Electronic Arts (NASDAQ:ERTS) has a history of making smart acquisitions and creating best-selling franchises out of successful titles. Its purchase of Medal of Honor maker DreamWorks Interactive in 2000 has led to millions of sales from the game and its sequels. Origin, bought in 1993, ultimately provided EA with Ultima Online -- one of the first subscription-based games -- whose seventh anniversary edition was released this year.

EA's acquisition of Criterion Software on Wednesday, however, is not so much about obtaining a new game that will fly off the shelves. The highlight of the purchase is RenderWare, Criterion's development tool for creating games. RenderWare is a piece of middleware -- it provides a framework that standardizes the game development process and allows rapid prototyping over multiple platforms (all three major consoles and the PC).

RenderWare is widely used in the industry.

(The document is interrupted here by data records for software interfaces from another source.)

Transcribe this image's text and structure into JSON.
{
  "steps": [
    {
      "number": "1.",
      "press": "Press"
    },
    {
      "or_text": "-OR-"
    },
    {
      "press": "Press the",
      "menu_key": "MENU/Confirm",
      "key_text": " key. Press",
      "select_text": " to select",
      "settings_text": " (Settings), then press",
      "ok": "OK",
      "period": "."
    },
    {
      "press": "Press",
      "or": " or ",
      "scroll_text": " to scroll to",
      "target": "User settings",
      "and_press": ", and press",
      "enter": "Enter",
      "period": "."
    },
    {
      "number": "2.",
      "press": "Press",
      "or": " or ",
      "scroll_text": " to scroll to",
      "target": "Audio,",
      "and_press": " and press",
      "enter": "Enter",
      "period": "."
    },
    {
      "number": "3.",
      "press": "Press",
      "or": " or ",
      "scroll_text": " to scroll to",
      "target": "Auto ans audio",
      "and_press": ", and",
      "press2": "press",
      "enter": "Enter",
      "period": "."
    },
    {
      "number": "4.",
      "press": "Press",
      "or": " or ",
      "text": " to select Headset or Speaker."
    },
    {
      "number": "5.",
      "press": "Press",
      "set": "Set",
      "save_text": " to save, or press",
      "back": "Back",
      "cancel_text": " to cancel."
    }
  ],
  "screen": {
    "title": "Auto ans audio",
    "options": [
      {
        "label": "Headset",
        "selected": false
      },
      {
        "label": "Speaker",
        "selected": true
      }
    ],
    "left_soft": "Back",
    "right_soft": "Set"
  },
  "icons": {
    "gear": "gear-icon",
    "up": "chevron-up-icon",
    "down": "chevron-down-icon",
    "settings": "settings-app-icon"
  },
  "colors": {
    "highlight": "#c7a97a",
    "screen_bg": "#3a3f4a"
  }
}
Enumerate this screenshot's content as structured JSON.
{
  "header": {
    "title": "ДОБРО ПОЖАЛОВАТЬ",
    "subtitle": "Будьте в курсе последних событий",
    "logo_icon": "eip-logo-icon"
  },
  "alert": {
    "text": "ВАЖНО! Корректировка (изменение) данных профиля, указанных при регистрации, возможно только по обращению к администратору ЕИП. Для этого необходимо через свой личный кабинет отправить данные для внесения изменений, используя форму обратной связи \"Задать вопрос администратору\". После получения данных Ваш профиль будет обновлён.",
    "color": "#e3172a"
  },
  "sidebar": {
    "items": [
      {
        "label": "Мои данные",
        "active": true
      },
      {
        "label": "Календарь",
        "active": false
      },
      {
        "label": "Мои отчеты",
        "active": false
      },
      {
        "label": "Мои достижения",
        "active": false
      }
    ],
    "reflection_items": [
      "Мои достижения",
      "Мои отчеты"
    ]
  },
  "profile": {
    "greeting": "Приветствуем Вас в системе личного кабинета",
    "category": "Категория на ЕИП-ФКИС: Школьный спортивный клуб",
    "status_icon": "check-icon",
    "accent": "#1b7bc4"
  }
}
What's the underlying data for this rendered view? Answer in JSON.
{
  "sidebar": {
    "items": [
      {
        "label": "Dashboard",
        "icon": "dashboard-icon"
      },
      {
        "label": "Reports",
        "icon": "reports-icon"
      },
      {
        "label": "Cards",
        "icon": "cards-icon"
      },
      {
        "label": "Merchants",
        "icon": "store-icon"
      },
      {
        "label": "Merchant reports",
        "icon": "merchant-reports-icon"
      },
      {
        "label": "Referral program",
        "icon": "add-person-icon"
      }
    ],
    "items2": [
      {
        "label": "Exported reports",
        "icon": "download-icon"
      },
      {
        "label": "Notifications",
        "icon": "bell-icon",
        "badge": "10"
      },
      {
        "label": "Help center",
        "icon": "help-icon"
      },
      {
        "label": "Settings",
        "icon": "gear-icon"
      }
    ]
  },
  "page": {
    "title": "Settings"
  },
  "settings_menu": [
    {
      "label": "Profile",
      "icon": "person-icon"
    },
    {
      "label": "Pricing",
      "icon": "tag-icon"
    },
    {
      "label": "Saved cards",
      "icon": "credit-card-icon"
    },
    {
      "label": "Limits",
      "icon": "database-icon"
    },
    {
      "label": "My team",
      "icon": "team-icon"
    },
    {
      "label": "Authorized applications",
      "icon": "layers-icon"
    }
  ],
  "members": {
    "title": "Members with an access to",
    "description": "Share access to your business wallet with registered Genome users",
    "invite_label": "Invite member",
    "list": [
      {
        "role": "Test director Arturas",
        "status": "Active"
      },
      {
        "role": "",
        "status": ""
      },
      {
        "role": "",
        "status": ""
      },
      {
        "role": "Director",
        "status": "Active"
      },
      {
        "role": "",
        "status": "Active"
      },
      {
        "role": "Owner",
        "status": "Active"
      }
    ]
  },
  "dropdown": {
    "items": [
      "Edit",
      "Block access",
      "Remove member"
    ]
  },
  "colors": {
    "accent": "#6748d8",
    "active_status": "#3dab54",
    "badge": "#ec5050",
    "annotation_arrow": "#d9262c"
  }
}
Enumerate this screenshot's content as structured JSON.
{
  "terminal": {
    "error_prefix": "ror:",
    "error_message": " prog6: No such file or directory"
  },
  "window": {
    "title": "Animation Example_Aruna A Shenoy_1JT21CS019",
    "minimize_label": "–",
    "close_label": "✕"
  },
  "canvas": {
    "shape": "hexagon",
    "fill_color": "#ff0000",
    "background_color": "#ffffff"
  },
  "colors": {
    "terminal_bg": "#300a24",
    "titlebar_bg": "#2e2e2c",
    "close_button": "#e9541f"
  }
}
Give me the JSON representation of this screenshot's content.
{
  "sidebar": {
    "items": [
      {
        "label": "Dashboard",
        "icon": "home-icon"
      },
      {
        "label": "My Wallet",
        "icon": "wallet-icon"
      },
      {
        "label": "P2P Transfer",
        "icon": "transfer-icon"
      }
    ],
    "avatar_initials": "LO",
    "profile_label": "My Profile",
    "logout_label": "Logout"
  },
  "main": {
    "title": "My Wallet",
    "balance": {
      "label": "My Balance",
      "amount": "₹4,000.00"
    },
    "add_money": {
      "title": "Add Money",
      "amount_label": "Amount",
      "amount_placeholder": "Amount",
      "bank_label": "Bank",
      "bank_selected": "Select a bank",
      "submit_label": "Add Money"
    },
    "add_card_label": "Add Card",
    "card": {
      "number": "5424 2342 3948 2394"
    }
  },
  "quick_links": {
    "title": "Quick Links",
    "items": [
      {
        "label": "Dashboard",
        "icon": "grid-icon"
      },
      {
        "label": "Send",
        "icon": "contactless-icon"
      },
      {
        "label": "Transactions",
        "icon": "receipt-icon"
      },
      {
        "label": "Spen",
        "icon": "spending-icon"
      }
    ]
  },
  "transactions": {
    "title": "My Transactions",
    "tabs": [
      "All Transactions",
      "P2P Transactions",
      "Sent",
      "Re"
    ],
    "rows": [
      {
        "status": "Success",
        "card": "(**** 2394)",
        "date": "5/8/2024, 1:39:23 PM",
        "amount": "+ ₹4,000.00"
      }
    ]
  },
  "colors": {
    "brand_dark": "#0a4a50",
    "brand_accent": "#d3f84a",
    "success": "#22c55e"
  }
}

Its user list is a veritable who's who of the gaming industry, with companies like Activision (NASDAQ:ATVI), Sony (NYSE:SNE), and THQ (NASDAQ:THQI). Criterion estimates that a quarter of the console titles in development today use RenderWare technology.

EA's competitors will understandably be apprehensive about this deal. Having to license RenderWare from EA would smart, but it is the least of their concerns. The acquisition allows EA to combine RenderWare with its own in-house tools, cutting production costs and reducing time to market. In an industry where production costs for top titles are in the millions and release schedules are a joke (Activision's upcoming Doom III was originally scheduled for release two years ago), access to Criterion's crown intellectual property will be a strong advantage.

While the move will benefit EA immediately, this acquisition will pay off the most in the future. Criterion is already working on the next incarnation of RenderWare, which will work with the next generation of consoles planned for 2005 and 2006. Being able to train developers on the new software early will give EA a tremendous head start.

With upcoming titles Madden NFL 2005 and The Sims 2 having tremendous pre-order sales, and technology for high-speed development when the next-generation consoles are released, EA's future both short term and long term continues to look bright.

Both Electronic Arts and Activision are Motley Fool Stock Advisor recommendations. Subscribe today with a six-month money-back guarantee.

Fool contributor Tim Goh does not own any stake in the companies mentioned.